While the film is shot with dramatic reenactments and footage from film adaptations to augment the thrills, at this point I think too many cinematographers suffer from glaucoma or just want to beat the audience over the head with their “life is dark" concept. Got it. Now please turn on more lights.
The central idea is that Carré was a very private and impenetrable man, the product of his inscrutable mother and charming, grifter father, Ronnie Cornwall. His childhood was deprived of love, but exciting. He conned his father into letting him go to Oxford to become a barrister, intending instead to study language. Some ups and downs occur. Father gets indebted to an astronomical sum. And son goes from pauper to relative prince, with a short detour as a spy who never lived out the escapades of his characters, never mind James Bond.
The inhumanity on both sides and disenchantment of the Cold War gets a lot of attention as well as traitor-turned-Soviet-defector Kim Philby. No surprise there as I believe it’s mandatory that every British espionage author must mention Philby in at least one novel. It does help to put into context the events that inspired the emotions that created the first real characters in the Cold War—the anti-Bond. The most telling quote in the documentary is when Cornwall says of the time that, “I felt that both sides, east and west ,were inventing the enemy they needed.”
Cornwall was one of the first to add grit and de-romanticize the genre. While I’d never put myself in the same league as a bestseller, as a novelist I abhor any writer who talks about writing as a giant wank. Morris’ attempts to turn Le Carré’s life into a thriller fall flat. Cornwall, who died in 2020, shuts down any talk of his private life. Not surprising considering the man whose central theme is betrayal doesn’t wish to justify his multiple infidelities during the marriage to his second wife.

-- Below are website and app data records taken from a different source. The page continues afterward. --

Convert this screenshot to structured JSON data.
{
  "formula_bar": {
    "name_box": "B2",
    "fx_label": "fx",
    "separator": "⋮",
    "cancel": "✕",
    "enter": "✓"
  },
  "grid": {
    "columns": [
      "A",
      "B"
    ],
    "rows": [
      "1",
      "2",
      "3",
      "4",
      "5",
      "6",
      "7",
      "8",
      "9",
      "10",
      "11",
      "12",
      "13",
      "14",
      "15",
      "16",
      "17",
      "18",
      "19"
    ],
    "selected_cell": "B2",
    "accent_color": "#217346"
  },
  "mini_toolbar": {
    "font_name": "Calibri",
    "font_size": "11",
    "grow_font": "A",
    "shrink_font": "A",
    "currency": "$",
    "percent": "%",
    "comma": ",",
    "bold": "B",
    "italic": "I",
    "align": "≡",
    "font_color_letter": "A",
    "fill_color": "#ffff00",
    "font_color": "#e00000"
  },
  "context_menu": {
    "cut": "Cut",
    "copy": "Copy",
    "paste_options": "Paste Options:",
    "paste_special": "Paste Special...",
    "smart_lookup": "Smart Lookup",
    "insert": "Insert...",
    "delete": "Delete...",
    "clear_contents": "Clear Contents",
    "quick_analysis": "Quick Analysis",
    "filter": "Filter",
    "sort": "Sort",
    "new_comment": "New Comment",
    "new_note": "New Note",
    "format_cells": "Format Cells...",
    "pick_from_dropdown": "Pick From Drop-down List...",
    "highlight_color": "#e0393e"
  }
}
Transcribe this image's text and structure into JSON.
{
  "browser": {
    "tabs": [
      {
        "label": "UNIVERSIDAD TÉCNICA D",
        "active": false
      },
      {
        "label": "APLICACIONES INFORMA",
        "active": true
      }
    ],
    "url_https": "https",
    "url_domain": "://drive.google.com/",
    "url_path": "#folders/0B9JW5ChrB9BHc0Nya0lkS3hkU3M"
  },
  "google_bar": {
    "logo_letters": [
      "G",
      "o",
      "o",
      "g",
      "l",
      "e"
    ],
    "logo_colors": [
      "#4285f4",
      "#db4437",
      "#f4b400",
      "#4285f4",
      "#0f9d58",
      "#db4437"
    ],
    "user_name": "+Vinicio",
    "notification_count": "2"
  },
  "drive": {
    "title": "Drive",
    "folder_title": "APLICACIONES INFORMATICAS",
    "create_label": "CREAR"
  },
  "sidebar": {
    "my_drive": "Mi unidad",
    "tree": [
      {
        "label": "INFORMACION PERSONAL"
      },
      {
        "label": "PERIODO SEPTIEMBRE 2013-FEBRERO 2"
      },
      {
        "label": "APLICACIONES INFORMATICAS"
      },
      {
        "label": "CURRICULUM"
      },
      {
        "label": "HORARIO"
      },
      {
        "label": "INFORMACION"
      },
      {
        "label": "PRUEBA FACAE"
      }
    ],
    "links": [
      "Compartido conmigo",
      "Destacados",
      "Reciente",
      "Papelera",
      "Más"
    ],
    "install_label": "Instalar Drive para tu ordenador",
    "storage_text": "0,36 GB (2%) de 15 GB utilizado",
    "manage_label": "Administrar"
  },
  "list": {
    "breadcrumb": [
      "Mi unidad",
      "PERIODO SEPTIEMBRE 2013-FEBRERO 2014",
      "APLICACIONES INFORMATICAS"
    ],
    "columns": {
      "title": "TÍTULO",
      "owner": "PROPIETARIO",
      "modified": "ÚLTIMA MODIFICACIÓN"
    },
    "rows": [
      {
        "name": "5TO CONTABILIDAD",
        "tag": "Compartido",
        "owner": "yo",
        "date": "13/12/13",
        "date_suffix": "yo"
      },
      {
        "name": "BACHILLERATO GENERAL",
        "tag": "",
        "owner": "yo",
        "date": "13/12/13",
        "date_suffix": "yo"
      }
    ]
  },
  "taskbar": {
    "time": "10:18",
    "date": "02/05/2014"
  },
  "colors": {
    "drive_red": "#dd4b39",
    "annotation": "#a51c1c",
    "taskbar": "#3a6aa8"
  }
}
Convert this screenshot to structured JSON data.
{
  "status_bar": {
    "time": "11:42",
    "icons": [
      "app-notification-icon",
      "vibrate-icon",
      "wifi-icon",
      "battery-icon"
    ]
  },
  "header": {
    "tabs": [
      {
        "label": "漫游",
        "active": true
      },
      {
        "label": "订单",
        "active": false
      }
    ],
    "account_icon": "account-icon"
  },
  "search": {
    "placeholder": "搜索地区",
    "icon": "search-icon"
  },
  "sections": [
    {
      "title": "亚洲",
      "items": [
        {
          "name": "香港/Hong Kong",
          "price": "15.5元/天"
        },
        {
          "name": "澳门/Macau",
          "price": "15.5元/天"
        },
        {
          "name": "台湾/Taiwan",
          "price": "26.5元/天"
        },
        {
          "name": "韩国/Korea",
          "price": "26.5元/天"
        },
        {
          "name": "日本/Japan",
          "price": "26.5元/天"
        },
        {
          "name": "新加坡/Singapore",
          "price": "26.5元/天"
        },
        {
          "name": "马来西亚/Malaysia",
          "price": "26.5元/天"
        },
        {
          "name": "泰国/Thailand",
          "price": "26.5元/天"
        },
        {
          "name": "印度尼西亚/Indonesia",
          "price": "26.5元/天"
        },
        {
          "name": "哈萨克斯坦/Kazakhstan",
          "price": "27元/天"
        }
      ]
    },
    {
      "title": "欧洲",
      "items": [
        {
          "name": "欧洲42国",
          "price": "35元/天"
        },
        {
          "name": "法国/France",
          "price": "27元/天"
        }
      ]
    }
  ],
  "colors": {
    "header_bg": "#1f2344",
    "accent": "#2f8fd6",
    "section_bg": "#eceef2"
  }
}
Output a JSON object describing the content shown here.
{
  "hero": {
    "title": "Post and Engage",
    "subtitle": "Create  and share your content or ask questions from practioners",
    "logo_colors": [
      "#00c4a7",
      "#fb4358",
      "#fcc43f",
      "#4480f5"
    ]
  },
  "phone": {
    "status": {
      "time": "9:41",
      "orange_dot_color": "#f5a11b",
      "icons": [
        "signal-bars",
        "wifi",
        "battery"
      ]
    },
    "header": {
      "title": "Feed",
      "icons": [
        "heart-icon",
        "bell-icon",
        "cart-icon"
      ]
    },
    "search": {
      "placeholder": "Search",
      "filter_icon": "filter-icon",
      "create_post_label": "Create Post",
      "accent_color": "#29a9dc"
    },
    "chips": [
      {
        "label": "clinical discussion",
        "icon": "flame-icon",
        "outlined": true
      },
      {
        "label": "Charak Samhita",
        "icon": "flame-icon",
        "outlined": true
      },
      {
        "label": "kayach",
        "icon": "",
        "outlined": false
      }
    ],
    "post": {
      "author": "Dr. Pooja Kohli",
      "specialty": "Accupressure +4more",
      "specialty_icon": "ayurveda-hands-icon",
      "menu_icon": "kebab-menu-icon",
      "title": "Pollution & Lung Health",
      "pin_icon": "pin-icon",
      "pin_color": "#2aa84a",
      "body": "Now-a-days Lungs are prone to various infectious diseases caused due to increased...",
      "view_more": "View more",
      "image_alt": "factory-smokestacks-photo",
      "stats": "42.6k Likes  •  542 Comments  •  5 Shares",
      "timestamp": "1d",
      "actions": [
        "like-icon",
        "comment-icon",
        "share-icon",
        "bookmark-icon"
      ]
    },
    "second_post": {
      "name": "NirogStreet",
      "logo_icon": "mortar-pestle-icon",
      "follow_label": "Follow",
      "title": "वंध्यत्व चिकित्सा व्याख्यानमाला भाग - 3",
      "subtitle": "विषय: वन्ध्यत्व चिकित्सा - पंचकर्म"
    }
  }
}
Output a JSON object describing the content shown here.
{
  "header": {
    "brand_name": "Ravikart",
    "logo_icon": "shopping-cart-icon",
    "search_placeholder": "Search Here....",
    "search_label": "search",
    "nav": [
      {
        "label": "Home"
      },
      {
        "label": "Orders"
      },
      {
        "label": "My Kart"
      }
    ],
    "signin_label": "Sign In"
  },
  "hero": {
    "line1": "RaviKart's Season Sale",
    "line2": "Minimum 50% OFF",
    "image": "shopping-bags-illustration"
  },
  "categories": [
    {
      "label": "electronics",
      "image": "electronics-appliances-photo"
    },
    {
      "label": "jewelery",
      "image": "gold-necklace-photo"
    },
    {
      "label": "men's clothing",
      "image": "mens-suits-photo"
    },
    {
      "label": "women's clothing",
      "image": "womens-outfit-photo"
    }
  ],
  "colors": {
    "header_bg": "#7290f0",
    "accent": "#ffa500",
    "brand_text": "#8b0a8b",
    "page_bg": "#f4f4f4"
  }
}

The Pigeon Tunnel is as tightly controlled as any interrogation. The difference is that the interrogator, Errol Morris, is along for the ride. It’s true that without Cornwall’s contribution to the espionage genre there never would’ve been the greatest espionage show ever created: The Sandbaggers. But the documentary doesn’t look at his legacy or what came as a result. It’s just a moment in the life of a man who wasn’t extraordinary but wrote extraordinary stories.